Have you ever noticed how much easier it is to edit other people’s writing than your own? This is because you start out with an automatic distance from another person’s work. Here are five ways to distance yourself from your own work, which will make editing easier and more effective.
1. Be a reader, not a writer. Try to read what you have written as if someone else had created it. I used to do this by pretending I was reading it in a magazine. As I read, I pictured my words in one of my favorite magazines already set in type. Very often, in that frame of mind, the “non-professional” parts of the writing became apparent to me. I would see, for example, that I had started the piece too slowly, or that I was digressing--both common writing flaws of mine. I did this both when I was first writing professional nonfiction, and then again when I made the leap to fiction. To tell the truth, I still do it sometimes.
2. Let some time pass before you start to revise. By “some time” I mean “as much time as possible.” Ideally, wait at least a week or longer before revisiting material you have just written. This is not always practical, and certainly not for material that has a deadline, but even setting something aside overnight can give your subconscious time to rework the material.
3. Don’t revise as you go along. I have a friend who is working on her first novel. She has spent over a year on the first chapter. I quizzed her about this, and as I suspected, she goes back and revises the beginning over and over. For each new sentence she adds, she probably spends time honing six previous sentences. No wonder she hasn’t moved on to chapter two!
This is a common problem among new writers. I believe it is caused by insecurity, and the belief that what you write MUST BE PERFECT. Guess what? No writing is perfect. The most you can hope for is the best you can do. But you won’t know what that is if you don’t finish it. In most cases the best way to finish a piece of writing is to write it as quickly as you can, and only then go back to make changes.
4. Read out loud. In the comments to my post on revising blog entries, two commenters mentioned reading their work aloud. Journalist Jennifer Willis, who does this with all writing, points out that “It's amazing how many typos and awkward turns of phrase I'll pick up this way that my eyes alone might miss.” Reading aloud is a technique I use also, for both fiction and nonfiction. It is particularly helpful if something just doesn’t quite seem to work and you’re not sure why.

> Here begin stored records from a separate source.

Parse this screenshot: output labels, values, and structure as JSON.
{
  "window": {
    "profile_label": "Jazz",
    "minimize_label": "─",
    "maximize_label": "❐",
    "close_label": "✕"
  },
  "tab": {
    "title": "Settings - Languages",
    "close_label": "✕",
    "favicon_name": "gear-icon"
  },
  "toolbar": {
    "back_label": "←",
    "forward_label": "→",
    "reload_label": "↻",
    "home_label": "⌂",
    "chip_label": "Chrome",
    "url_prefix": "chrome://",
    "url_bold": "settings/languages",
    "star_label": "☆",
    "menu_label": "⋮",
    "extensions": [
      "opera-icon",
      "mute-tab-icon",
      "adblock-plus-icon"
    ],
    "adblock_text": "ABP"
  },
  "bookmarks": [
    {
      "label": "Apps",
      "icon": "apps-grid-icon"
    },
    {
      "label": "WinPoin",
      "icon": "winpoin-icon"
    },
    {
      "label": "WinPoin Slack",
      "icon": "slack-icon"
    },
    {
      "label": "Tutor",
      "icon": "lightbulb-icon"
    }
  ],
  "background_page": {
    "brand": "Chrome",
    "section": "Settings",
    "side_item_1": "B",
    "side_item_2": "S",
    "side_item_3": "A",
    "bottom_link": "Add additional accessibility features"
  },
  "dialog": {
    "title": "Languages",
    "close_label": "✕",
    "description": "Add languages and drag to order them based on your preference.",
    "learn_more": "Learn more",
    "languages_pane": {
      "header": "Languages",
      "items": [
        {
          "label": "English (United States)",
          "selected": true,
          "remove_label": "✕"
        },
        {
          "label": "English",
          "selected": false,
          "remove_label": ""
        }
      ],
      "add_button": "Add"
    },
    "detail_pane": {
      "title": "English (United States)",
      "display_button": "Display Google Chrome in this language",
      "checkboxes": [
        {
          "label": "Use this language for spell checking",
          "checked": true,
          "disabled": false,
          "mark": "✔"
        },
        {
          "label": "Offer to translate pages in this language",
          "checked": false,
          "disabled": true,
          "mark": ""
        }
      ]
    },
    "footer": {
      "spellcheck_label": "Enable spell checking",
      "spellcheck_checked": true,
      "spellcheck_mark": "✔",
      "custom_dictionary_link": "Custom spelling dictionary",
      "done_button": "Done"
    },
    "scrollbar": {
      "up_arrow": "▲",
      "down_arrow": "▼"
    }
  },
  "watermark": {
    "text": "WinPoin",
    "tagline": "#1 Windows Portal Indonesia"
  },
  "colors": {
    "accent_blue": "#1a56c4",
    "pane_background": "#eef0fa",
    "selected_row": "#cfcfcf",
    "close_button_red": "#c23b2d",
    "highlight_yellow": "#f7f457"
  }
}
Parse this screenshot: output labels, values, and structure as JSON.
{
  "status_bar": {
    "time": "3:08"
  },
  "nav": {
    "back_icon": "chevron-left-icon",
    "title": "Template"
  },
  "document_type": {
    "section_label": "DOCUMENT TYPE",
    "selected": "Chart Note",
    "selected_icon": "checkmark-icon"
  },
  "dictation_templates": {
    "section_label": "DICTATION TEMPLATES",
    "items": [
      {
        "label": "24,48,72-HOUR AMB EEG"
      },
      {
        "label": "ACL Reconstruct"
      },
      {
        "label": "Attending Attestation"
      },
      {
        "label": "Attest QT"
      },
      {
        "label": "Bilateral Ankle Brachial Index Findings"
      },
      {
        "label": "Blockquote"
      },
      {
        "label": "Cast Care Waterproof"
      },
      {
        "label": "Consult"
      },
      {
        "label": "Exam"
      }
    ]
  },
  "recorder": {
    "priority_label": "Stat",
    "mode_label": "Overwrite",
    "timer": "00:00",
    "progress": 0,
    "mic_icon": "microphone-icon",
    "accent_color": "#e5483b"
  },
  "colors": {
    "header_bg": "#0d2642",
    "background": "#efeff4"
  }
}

5. Recopy in a different medium. I discussed this technique in a recent post. If you wrote your first draft by hand, type the second draft. If you composed on your computer, try recopying problematic paragraphs or sections by hand. Or use voice-recognition software to re-enter the material. I’ve been experimenting with the dictation software that came with my computer, and find it gives me a completely different perspective on my work.
Next post: Self-editing II: revision checklist